Building of the city began in 1264, though Kota didn’t reach its present size until the 17th century when Rao Madho Singh, son of the ruler of neighbouring Bundi, was made ruler of Kota by the Mughal emperor Jehangir. Subsequent rulers have all added to the fort and palaces, which still stand today. Today, Kota serves as an army headquarters.
The City Palace and fort is one of the largest complexes in Rajasthan. Although the older fort ramparts are crumbling, the palace buildings are still in an excellent state of repair. Indeed, state departments now occupy some of the buildings, but much of the complex remains open to the public. The Rao Madho Singh Museum in well stocked with exhibits including weaponry, old costumes, stuffed beasts, photographs from a bygone era and some of the best-preserved murals in the state.
Near the City Palace is the picturesque artificial tank of Kishore Sagar, constructed in 1346. In the middle of the tank on a small island is the little palace of Jagmandir, which was built in 1740 for one of the maharanis of Kota. Also close by is the Brij Vilas Palace Museum, which has a small collection of stone idols and other sculptural fragments.

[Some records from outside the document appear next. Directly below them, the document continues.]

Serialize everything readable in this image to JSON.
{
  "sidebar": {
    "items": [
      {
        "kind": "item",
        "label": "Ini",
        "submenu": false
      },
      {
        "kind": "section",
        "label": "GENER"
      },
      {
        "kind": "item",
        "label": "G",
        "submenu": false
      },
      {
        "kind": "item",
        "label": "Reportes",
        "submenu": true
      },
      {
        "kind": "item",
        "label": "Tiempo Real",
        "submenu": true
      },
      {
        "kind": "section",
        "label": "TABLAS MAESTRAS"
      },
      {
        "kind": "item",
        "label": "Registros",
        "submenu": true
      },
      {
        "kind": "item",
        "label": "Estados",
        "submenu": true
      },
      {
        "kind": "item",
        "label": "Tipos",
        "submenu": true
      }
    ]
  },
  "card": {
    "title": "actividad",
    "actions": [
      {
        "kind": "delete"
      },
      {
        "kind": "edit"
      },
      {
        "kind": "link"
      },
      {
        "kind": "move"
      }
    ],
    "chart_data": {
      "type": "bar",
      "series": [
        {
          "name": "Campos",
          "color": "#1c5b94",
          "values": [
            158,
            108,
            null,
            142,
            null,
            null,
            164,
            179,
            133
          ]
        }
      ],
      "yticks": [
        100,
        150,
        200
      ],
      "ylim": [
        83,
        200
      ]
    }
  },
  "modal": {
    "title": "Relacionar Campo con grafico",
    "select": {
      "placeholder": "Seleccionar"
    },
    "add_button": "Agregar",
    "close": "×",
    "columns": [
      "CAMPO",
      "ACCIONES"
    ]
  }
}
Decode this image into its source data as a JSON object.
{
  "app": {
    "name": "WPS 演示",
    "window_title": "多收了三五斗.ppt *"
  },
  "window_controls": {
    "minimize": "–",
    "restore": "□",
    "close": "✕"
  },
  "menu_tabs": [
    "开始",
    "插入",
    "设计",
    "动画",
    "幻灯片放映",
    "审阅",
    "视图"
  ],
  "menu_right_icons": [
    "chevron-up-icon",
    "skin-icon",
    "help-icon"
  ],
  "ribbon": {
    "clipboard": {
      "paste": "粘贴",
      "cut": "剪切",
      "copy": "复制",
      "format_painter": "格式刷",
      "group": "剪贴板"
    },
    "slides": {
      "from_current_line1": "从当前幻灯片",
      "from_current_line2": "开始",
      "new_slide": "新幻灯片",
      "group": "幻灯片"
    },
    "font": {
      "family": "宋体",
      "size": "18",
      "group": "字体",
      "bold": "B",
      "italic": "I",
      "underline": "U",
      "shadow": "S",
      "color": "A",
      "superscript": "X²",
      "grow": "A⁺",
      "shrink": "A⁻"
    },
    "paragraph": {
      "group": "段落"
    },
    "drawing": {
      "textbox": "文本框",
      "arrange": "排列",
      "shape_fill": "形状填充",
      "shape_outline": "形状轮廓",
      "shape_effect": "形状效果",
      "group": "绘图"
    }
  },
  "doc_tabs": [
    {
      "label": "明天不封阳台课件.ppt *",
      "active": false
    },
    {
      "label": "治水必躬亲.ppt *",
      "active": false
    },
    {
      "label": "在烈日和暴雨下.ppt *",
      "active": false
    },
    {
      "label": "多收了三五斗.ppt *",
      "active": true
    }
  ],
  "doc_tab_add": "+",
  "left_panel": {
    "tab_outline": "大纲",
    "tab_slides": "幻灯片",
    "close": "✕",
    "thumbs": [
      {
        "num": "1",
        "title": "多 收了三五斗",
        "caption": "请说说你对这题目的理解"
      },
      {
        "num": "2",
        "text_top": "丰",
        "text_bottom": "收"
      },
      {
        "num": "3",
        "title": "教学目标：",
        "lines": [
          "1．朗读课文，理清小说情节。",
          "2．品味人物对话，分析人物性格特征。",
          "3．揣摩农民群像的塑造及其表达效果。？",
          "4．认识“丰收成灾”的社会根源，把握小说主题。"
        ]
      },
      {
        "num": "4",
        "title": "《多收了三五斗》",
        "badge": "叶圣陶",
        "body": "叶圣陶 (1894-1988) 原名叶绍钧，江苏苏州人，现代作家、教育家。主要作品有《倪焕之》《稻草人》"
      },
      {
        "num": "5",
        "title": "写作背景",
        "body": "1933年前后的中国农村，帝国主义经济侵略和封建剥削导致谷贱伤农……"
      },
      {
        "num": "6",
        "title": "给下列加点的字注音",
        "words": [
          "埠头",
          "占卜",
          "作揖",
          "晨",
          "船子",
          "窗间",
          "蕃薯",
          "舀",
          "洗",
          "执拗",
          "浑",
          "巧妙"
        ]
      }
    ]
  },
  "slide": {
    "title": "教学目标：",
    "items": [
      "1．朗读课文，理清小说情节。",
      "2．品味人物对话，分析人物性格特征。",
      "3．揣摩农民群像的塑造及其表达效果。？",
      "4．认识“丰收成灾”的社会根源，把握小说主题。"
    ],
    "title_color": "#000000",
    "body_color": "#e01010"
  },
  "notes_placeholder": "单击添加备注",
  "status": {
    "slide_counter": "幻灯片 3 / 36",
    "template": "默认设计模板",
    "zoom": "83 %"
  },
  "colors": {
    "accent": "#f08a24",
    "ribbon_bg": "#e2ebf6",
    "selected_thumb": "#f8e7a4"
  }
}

A flamboyant showcase of Rajasthani architecture and a firm favourite on tourist itineraries as the third corner of India’s ‘Golden ...